◆ The problem
Print each line exactly, beginning with the one where "Convert this screenshot" appears and ending at the last line below.

◆ Provided entries
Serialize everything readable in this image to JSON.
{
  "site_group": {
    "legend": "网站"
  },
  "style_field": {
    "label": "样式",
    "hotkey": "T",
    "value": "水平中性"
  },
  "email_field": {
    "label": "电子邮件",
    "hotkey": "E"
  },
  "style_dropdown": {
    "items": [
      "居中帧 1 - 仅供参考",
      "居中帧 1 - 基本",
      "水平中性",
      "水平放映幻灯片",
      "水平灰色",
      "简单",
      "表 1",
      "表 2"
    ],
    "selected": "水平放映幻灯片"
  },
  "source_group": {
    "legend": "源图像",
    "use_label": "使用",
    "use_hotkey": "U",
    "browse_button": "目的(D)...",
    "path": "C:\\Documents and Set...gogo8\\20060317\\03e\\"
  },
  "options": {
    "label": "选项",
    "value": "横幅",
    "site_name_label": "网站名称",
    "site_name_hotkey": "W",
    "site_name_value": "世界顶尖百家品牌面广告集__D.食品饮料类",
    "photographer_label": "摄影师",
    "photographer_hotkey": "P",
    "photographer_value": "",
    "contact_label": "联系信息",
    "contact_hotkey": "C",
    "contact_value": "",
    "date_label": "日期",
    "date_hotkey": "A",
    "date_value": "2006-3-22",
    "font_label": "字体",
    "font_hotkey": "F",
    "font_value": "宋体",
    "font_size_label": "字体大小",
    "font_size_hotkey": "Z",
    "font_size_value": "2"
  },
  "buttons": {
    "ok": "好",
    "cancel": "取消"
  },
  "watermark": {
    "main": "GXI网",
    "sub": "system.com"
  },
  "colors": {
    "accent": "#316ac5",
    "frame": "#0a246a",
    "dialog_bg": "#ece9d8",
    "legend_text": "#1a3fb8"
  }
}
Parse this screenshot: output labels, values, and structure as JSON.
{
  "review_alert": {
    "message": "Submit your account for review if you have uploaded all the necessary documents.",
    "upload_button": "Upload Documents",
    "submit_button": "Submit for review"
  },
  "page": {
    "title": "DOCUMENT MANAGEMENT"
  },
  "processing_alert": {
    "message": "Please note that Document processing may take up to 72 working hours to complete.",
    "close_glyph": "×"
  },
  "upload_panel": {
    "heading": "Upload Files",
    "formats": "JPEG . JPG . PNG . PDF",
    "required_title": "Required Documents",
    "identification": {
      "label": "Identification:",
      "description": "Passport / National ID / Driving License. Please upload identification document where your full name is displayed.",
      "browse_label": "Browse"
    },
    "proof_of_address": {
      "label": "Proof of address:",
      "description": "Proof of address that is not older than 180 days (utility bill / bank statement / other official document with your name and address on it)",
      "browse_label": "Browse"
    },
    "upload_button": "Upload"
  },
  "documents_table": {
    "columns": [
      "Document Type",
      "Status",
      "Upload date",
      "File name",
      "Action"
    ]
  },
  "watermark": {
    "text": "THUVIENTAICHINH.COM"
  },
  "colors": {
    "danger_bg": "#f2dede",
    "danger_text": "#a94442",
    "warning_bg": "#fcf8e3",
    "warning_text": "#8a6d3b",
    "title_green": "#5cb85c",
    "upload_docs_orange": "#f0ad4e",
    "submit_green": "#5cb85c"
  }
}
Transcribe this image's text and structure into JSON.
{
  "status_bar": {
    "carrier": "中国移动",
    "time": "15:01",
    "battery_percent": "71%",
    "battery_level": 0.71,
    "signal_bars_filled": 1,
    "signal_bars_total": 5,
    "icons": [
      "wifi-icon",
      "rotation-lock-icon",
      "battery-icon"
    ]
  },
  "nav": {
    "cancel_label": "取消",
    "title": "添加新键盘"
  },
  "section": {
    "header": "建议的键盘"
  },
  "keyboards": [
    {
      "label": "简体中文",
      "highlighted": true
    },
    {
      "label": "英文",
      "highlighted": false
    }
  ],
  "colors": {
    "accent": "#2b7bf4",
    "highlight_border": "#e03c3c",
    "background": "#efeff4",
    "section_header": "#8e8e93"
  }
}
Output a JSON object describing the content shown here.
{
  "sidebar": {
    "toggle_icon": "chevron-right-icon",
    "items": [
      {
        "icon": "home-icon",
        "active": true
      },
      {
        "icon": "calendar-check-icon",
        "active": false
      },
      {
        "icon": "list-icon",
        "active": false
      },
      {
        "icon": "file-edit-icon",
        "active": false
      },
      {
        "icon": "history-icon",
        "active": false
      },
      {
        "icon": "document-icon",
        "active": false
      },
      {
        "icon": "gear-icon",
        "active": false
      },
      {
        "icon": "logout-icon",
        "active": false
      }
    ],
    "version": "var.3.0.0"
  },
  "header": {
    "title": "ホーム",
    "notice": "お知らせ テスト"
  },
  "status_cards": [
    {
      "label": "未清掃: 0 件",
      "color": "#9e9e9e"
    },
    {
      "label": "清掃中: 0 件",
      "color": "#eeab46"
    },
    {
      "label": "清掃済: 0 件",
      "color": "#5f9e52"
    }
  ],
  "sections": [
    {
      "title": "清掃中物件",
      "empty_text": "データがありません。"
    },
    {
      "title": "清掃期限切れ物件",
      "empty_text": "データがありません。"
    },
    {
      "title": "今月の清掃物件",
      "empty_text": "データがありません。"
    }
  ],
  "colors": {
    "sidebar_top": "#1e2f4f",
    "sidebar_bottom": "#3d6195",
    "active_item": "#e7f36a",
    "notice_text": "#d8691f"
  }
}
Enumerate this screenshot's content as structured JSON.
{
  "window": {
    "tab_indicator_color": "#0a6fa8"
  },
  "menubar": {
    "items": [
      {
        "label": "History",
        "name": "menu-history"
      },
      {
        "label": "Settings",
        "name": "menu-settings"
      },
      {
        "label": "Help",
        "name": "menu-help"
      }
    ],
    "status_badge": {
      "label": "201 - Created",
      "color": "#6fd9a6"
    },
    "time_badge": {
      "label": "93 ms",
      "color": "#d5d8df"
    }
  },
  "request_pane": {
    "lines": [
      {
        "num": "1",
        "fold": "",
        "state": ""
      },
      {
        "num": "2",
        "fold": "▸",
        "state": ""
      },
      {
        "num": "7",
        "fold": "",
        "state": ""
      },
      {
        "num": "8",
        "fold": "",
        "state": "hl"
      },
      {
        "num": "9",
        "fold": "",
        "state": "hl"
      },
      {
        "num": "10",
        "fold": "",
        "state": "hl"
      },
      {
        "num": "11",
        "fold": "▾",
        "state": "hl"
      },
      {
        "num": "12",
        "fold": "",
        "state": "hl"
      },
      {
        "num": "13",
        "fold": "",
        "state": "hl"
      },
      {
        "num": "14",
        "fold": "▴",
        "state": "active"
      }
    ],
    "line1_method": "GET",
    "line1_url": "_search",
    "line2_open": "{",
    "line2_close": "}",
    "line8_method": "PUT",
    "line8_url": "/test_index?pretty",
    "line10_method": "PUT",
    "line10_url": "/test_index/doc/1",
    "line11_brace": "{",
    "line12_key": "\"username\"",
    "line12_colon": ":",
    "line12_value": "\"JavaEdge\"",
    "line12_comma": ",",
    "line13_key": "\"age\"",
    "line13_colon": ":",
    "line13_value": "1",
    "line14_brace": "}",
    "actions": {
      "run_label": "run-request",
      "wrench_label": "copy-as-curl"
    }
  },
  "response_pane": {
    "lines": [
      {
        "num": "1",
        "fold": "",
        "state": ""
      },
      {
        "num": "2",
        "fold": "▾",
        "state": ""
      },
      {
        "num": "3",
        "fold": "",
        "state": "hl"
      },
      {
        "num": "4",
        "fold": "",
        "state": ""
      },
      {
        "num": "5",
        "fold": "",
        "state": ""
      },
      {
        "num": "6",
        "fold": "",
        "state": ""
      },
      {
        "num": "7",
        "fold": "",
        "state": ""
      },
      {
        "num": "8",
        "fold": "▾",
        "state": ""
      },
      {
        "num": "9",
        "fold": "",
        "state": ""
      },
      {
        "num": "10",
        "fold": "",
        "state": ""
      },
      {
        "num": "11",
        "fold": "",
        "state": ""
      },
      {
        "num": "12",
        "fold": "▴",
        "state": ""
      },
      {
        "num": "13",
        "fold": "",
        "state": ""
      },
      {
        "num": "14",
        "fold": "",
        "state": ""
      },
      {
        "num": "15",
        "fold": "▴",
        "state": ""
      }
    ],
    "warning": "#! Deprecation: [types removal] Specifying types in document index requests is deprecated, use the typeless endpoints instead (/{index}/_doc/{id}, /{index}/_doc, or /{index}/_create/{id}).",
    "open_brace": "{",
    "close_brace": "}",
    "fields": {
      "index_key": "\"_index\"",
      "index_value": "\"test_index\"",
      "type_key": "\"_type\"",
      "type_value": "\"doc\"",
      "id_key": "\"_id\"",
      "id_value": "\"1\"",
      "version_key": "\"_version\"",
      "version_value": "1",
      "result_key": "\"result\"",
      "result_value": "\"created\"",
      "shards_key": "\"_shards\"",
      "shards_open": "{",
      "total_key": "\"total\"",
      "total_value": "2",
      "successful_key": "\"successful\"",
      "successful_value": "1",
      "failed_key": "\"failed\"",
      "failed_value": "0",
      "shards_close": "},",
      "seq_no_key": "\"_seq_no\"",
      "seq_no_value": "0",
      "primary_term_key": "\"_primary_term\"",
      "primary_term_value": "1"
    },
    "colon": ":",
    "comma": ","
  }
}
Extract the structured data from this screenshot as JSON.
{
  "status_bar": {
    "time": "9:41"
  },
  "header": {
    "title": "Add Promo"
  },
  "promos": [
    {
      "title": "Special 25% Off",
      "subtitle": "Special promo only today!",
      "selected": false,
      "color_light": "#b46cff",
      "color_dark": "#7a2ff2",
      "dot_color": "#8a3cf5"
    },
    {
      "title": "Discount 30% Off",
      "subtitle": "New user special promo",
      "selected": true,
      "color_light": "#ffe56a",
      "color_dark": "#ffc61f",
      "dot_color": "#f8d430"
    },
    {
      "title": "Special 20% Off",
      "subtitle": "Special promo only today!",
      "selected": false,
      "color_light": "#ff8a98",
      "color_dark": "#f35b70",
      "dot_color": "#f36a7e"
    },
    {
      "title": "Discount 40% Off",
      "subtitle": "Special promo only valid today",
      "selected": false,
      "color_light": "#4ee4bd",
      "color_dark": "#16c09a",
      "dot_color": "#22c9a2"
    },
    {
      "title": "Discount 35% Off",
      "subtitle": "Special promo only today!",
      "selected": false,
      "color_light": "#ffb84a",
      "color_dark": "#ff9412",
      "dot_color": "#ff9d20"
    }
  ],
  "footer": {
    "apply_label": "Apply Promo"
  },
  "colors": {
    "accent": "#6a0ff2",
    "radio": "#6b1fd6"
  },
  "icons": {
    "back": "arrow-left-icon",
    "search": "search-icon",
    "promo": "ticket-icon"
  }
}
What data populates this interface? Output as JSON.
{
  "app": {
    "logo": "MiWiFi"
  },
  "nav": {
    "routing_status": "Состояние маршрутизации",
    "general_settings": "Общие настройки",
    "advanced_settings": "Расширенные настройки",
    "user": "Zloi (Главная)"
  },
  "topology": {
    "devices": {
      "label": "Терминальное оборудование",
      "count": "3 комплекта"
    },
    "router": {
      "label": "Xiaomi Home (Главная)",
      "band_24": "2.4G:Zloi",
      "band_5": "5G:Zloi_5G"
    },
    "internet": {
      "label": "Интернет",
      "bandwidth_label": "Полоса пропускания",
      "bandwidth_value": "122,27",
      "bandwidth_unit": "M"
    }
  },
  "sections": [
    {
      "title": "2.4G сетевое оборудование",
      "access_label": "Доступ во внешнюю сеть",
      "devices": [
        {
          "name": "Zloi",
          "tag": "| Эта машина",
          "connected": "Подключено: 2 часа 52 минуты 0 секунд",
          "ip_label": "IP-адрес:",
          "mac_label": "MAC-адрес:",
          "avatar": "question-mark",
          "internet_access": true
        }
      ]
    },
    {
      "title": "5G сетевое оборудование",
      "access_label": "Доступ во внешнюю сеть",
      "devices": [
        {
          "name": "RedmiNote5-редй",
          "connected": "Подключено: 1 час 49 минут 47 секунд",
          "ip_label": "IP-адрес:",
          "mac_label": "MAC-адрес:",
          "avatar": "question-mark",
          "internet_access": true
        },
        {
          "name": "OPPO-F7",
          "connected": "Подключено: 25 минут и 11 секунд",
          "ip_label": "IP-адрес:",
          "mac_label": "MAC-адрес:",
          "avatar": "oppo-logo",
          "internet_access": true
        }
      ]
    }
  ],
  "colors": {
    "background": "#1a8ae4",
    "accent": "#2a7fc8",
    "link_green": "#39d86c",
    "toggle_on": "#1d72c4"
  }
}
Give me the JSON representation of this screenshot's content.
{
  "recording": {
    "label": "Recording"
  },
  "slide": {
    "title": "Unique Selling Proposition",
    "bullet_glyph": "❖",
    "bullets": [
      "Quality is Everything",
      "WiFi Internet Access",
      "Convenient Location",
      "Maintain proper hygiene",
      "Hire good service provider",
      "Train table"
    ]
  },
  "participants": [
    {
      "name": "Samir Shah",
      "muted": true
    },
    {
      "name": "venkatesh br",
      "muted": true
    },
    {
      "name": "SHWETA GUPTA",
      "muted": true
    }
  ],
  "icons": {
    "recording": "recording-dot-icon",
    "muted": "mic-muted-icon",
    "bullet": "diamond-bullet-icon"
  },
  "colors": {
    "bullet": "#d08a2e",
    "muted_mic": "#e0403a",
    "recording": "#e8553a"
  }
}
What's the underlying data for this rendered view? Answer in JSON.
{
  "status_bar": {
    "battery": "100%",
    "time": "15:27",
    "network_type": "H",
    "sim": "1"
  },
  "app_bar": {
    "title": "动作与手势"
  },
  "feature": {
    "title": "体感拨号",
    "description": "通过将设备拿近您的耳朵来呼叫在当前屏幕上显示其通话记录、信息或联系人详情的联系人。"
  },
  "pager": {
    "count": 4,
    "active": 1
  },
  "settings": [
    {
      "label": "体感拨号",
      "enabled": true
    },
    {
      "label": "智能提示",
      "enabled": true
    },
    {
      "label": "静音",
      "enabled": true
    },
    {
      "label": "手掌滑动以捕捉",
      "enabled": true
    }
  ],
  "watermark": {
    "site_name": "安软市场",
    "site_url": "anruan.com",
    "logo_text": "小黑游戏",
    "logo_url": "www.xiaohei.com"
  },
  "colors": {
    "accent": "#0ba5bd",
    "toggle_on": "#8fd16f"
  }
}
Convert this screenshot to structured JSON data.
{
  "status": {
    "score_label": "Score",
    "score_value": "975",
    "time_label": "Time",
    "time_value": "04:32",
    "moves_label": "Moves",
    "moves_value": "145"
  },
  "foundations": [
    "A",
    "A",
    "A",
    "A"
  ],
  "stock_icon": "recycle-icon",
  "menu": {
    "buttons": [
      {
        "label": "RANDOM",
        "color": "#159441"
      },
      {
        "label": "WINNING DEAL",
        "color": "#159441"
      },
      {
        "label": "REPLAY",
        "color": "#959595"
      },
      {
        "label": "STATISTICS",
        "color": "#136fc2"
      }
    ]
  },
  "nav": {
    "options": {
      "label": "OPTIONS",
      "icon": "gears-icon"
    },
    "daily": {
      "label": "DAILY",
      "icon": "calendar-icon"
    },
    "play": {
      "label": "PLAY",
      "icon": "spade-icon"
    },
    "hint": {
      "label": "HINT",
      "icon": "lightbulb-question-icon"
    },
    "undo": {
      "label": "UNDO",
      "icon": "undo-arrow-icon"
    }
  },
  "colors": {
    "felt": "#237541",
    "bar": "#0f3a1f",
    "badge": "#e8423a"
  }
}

◆ Answer box
Convert this screenshot to structured JSON data.
{
  "status": {
    "score_label": "Score",
    "score_value": "975",
    "time_label": "Time",
    "time_value": "04:32",
    "moves_label": "Moves",
    "moves_value": "145"
  },
  "foundations": [
    "A",
    "A",
    "A",
    "A"
  ],
  "stock_icon": "recycle-icon",
  "menu": {
    "buttons": [
      {
        "label": "RANDOM",
        "color": "#159441"
      },
      {
        "label": "WINNING DEAL",
        "color": "#159441"
      },
      {
        "label": "REPLAY",
        "color": "#959595"
      },
      {
        "label": "STATISTICS",
        "color": "#136fc2"
      }
    ]
  },
  "nav": {
    "options": {
      "label": "OPTIONS",
      "icon": "gears-icon"
    },
    "daily": {
      "label": "DAILY",
      "icon": "calendar-icon"
    },
    "play": {
      "label": "PLAY",
      "icon": "spade-icon"
    },
    "hint": {
      "label": "HINT",
      "icon": "lightbulb-question-icon"
    },
    "undo": {
      "label": "UNDO",
      "icon": "undo-arrow-icon"
    }
  },
  "colors": {
    "felt": "#237541",
    "bar": "#0f3a1f",
    "badge": "#e8423a"
  }
}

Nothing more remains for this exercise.